Perpetually he chases the chemical equilibrium
That hazardous balance between numbness and delirium
Taste reminiscent of inspiration long past
Since the time he swore that this was the last
Long exhale and melt like ice to a puddle
This feeling like freedom so long has he struggled
The missing soul pieces fraudulently replaced
By body and mind sent recklessly to waste



To a certain extent humans can read minds. When we communicate there is a lot more going on than just the words we say. All sorts of nuance and emotion is communicated via our facial expressions and body language. As children we learn to read and replicate these nonverbal forms of communication. I think that’s one reason why cartoons and puppets are so popular with children. Their faces are simple, their expressions exaggerated and clear. This makes it easier for the child to place an emotional template over the character, which is a skill they must learn before they can mind-read at an adult level.


I would like to tell you two stories from my life with similar beginnings and very different endings.

One night in my late teens, a friend and I were standing outside a fast food restaurant. Several meters away were two girls about our age. An older man was talking to them and he was obviously making them uncomfortable. One of the girls looked over to me pleadingly, as if asking for me to intervene. I did nothing. I don’t know if it was indecision or fear or shyness. I wanted to help them, but for some reason I couldn’t. We walked away, and though I’m sure no harm came to the girls, I felt like I had failed somehow. That, though I had no obligation to intervene, it would have been the right thing to do.

For years that incident bugged me. The kind of memory that pops up occasionally to give you a little stab of shame and regret. I used to have a lot of those, these days I am more at peace with my past.

Then, one morning a few years later, I was on a train on my way to the city. A few seats away sat two teenage girls.An older man in the seat opposite was talking to them, I can’t remember what about. The girls were laughing awkwardly and the man’s behaviour was giving off a predatory vibe. The train rolled into the station and the girls quickly got up and made a beeline for the exit with the creepy guy in pursuit. I took it upon myself to do something, perhaps remembering the first incident, perhaps just because I had matured and changed somewhat in the few years that had passed. At the escalator to the concourse I placed myself  between the girls and the man. An argument quickly broke out as he tried to push past me to get to them. I can’t remember exactly what was said, but it culminated in him threatening to assault me just as we passed the turnstiles. This was a big mistake on his part as we were in full view of several security guards who quickly moved in to pacify the situation.
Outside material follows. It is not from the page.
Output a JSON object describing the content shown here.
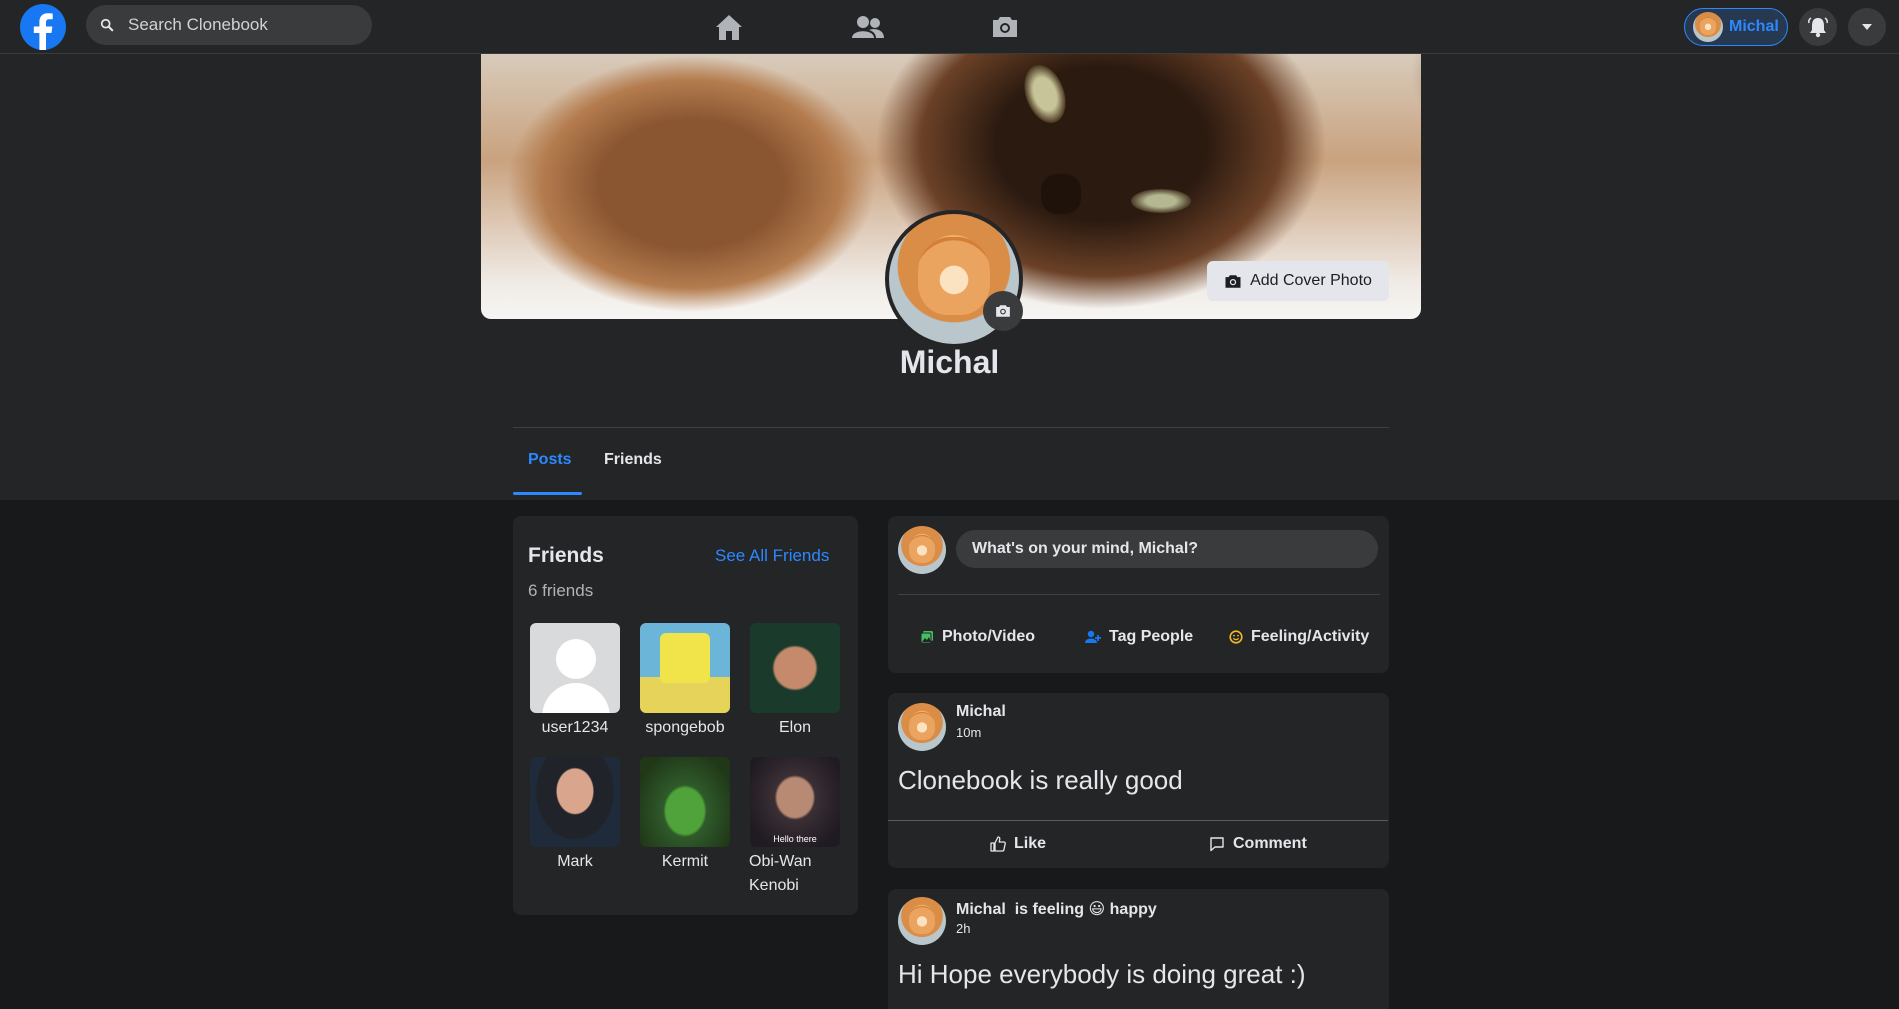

All this had given the girls time to leave the station. I left too, as the man was now shouting at the guards instead of me and made my way to the city’s central plaza, which was only a few hundred meters away. As I made my way down from the elevated walkway from the train station I heard a crash behind me. I turned and saw that a “slippery when wet” sign had landed about a meter away. A man nearby said, “I think someone just threw that at you.” I saw the two girls from before looking at me and asked them, “Was that the guy?” One of them said, “Yes,” and “thank you.”

For me, these two incidents pose some interesting questions about morality. Firstly: Given a situation such as these, does one have a moral obligation to intervene? Or, given that it doesn’t concern you directly, is it better to mind your own business and stay out of it? In other words: Is it right to be a white knight? To impose your morality on a situation if you feel that it is necessary. Perhaps in some cases it is and others it isn’t. In these two instances I certainly feel like stepping in was or would have been the right thing to do.

Secondly: If intervening in such a situation is right, does my action in the second incident somehow make up for my inaction in the first? Is there some karmic equilibrium that can be reached when one’s good deeds equal their mistakes? I’m certainly proud of myself for how I handled the man in the city, but it only occurred to me today that maybe one act vindicates the other. If nothing else, I think that original sense of failure helped to sway my decision to act in the second event. Perhaps guilt and remorse are our moral compass’s way of telling us we are going in the wrong direction. If we can learn from these feelings, we can make better choices in the future. Then, if we are presented with the right situation, we can make the right decision where in the past we would have failed and psychologically atone for our past mistakes. Perhaps that is where the real karma lies, in our own mind’s judgement of ourselves and whether our past makes us worthy.


I welcome sleep
That sweet relief from the ecstasy of experience
The agony of constant sensation
Life, for all its joyous moments
Can also be tiresome and monotonous
A yolk of burden upon my living soul
I don’t fear death
For as much as I don’t want my life to end
I know one day it will
And I will be relieved of all obligation
All guilt and expectation
Returned to that purest of states
Death is my long absent friend
Whom I will once again embrace
At long last
Nothingness, the home of my soul
Whence it came, it shall return
And finally



Dirty clouded evening sky
Hides a city from the eyes
Of gods and angels upon high

The people scatter every way
Rushed to relax and end their day
Only the hooded hoodlums stay

Obelisks of steel and glass
Where once was only trees and grass
Will one day fall for rot or blast
And become ruins of ages past

Night will fall and day will come
The ants will march back one by one
Pointless work is never done

High above the people and cars
I see the towers from afar
Tonight these windows are my stars